“It is not too late—it is not too late—and—and God will forgive,” she whispered. “Listen then, father—listen, and pray for me. I—I was sure Théophile had been robbing me. I watched behind the door that night. I saw him go to take the money. And—and then that man came in, and Théophile rushed at him with a stick of wood. The man had—had done nothing. It was in self-defence he fought. And then I—I helped Théophile. It was Théophile who took the revolver to kill him, and—and—it went off in Théophile's hand, and——” she sighed heavily, and sank back on the pillow.

The room seemed to sway before Raymond—and

Valérie's face, across the bed, seemed to move slowly before him with a pendulum-like movement, and her face was very white, and in it was wonder, and a great dawning hope, and awe. And he put his head down upon the coverlet, but his hands still held old Mother Blondin's hand between them.

And then she spoke again, with greater difficulty now; and somehow her other hand had found Raymond's head, and her fingers played tremblingly through his hair.

“You will tell them, father—and—and this other father here will tell them—and—and Valérie will bear witness—and—and the man will live. And you will tell him, father, how God came again and made me tell the truth because you were good, and—and because you made be believe again in—in you—and God—and——-”

A broken cry came from Raymond. The scalding tears were in his eyes.

“Hush, my son!”—it was the Bishop's grave and gentle voice. “God has done a wondrous thing tonight.”

There was silence in the little room.

And then suddenly Raymond lifted his head—and the room was no more, and in its place was the moonlit church of that other night, and he saw again the old withered face transfigured into one of tender sweetness and ineffable love.

“Pierre, monsieur?”—her mind was wandering now—they were the words she had spoken as she had sat beside him in the pew. “Ah, he was a good boy, Pierre—have you not heard of Pierre Letellier? And there was little Jean—little Jean—he went away, monsieur, and I—I do not know where—where he is—I do not know——-”

Raymond's voice was breaking, as he leaned forward toward her.

“He is with God, Mother Blondin. Jean—Jean has sent you a message. His last thoughts were of you—his mother.”

The old eyes flamed with a dying fire.

“Jean—my son! My little Jean—his—his mother.” A smile lighted up her face, and hovered on her lips; and her hand, clinging to Raymond's, tightened.

“Father—I——” And then her fingers slipped from their hold, and fell away.

The Bishop's arm was around Raymond's shoulders.

“Go now, my son—and you, my daughter,” he said gently. “It is very near the end, and the time is short.”

Raymond rose blindly from his knees. Mother Blondin was very still, and a pallor, gray and premonitory, had crept into her face. Her eyes were closed. He raised the thin hand, and touched it with his lips—and turned away.

And Valérie passed out of the room with him.

And by the open window of the room beyond, Valérie knelt down, and he knelt down beside her.

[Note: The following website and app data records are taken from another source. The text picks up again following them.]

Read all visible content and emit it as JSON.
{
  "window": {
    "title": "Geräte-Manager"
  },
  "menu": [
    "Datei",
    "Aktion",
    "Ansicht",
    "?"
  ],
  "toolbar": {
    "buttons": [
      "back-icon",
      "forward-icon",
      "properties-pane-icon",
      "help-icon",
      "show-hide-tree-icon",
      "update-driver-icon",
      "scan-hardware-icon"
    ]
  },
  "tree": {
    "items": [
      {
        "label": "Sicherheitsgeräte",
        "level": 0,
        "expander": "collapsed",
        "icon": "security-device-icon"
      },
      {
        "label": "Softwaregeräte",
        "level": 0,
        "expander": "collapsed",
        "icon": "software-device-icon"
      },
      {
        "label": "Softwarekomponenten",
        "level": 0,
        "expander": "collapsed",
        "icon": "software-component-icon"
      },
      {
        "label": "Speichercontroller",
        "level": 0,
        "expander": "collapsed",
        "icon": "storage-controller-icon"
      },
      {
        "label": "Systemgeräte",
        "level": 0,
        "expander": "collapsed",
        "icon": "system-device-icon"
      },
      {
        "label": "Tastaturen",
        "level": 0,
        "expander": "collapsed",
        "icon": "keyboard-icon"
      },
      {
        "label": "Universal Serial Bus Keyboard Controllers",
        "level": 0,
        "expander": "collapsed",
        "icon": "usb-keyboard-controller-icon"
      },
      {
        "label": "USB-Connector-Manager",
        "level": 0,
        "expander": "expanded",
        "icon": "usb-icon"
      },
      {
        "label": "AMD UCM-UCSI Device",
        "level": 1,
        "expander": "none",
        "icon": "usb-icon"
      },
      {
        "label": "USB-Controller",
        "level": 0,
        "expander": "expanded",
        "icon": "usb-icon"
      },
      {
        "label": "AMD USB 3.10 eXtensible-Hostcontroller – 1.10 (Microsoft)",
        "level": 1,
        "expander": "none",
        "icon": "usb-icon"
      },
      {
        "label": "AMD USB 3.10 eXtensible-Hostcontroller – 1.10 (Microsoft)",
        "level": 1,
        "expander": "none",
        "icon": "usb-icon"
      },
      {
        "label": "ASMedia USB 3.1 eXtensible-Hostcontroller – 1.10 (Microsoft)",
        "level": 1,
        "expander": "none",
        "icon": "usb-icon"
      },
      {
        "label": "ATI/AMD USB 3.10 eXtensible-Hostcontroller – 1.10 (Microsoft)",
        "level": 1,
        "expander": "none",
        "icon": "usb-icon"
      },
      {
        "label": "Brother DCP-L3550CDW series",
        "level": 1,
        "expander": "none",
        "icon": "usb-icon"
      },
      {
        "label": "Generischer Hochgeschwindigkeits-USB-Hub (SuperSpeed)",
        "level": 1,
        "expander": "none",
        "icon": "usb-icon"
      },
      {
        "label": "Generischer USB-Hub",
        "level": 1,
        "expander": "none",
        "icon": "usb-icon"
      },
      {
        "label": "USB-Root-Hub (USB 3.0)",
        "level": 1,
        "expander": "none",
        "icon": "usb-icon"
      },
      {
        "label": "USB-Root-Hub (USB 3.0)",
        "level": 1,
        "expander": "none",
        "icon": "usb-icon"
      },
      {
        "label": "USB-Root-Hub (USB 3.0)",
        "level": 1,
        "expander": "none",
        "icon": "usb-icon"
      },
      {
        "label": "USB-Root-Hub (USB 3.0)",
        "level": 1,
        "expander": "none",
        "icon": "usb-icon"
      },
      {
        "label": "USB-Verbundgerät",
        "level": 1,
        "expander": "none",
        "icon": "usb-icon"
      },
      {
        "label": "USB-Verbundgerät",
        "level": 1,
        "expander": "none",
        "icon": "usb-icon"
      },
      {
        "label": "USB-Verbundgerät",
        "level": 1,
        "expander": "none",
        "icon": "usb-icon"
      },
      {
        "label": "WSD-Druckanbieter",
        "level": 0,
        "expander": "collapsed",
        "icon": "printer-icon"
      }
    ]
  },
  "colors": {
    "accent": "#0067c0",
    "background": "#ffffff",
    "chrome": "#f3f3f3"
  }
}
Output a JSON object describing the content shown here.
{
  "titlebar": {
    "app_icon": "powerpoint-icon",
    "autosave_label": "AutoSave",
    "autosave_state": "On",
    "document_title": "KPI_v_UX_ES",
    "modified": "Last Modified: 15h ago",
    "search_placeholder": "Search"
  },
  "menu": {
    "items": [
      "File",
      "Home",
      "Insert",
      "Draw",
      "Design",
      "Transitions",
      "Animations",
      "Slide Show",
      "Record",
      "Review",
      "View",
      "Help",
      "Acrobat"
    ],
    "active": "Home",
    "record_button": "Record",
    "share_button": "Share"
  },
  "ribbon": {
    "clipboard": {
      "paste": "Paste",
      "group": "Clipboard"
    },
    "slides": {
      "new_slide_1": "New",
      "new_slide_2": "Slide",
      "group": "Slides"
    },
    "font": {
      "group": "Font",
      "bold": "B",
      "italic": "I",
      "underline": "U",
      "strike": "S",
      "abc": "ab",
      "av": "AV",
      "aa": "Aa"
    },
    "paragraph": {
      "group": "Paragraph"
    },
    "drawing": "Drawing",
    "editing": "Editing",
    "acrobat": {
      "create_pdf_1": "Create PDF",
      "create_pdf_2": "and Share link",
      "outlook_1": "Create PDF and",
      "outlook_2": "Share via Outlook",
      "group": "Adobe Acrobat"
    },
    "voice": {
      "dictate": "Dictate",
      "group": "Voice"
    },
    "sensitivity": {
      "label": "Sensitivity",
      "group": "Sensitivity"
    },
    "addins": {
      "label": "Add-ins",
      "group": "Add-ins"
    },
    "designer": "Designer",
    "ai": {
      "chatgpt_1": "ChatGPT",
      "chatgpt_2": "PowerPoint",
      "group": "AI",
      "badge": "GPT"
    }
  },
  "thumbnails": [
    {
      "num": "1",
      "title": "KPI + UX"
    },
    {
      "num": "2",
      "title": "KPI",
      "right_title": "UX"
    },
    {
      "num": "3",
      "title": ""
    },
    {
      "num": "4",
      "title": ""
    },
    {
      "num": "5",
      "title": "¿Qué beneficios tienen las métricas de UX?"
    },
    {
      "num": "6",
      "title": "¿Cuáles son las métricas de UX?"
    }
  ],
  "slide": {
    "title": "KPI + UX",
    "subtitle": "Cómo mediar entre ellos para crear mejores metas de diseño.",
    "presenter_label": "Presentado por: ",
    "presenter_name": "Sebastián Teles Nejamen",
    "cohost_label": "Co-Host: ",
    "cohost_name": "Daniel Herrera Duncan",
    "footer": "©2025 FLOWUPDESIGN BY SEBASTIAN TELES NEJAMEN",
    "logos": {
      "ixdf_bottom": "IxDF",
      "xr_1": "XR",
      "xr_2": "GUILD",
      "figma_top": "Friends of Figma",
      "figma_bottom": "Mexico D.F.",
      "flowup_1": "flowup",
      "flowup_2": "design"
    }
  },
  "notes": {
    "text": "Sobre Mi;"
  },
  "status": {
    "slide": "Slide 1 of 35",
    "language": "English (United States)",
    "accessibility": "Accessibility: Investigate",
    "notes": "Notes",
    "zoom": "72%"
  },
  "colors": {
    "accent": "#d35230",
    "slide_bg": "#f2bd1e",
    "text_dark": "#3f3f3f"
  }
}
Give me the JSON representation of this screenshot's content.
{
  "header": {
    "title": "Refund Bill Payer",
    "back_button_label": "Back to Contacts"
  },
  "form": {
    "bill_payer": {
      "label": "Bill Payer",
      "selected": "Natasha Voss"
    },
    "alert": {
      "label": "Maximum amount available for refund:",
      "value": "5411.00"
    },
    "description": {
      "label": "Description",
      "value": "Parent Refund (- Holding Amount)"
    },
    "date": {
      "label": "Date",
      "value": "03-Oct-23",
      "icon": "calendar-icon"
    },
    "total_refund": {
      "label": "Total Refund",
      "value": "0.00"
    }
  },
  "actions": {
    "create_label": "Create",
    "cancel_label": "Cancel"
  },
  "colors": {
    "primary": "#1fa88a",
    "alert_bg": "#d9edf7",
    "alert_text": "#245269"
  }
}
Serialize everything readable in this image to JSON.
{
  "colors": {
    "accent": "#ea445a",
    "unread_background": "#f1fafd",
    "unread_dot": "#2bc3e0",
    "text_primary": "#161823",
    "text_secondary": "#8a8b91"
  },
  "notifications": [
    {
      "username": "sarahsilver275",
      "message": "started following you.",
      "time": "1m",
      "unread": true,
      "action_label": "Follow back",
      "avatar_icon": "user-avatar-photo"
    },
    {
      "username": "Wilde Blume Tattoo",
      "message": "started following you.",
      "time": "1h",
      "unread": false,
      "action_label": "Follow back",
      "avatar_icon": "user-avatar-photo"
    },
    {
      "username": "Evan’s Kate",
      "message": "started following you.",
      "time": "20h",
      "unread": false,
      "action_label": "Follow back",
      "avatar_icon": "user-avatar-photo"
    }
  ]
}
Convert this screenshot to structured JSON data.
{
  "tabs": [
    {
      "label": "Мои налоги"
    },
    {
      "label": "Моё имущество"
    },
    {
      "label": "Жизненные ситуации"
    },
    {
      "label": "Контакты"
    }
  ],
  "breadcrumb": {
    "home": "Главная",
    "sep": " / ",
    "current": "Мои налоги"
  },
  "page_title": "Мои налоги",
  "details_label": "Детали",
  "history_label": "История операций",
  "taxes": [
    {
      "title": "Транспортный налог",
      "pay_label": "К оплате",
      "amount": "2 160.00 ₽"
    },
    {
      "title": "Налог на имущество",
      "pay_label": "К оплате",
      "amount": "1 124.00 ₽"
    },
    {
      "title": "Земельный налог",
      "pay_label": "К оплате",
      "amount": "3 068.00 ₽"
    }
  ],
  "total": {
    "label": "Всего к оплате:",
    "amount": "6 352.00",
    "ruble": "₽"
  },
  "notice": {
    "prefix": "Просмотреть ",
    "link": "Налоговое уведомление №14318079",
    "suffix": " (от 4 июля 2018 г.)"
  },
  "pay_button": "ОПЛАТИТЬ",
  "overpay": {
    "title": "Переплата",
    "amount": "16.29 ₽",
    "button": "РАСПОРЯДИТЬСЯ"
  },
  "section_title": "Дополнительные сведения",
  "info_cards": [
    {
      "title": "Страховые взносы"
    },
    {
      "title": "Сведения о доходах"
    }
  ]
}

It was quiet without—and there was no sound, save now the murmur of the Bishop's voice from the inner room. He was to live—and not to die. To go free! To give himself up—but to be set free—and there were to be the years with Valérie. He could not understand it yet in all its fulness.

Valérie was crying softly. With a great tenderness he put his arm about her.

“It was the Benedictus—'into the way of peace'—that you said for her that night,” she whispered. “Say it now again, my lover—for her—and for us.”

He drew her closer to him, and, with her wet cheek against his own, they repeated the words together.

And after a little time she raised her hands, and held his face between them, and looked into his face for a long while, and there was a great gladness, and a great love, and a great trust in the tear-wet eyes.

“I do not know your name,” she said.

“It is Raymond,” he answered.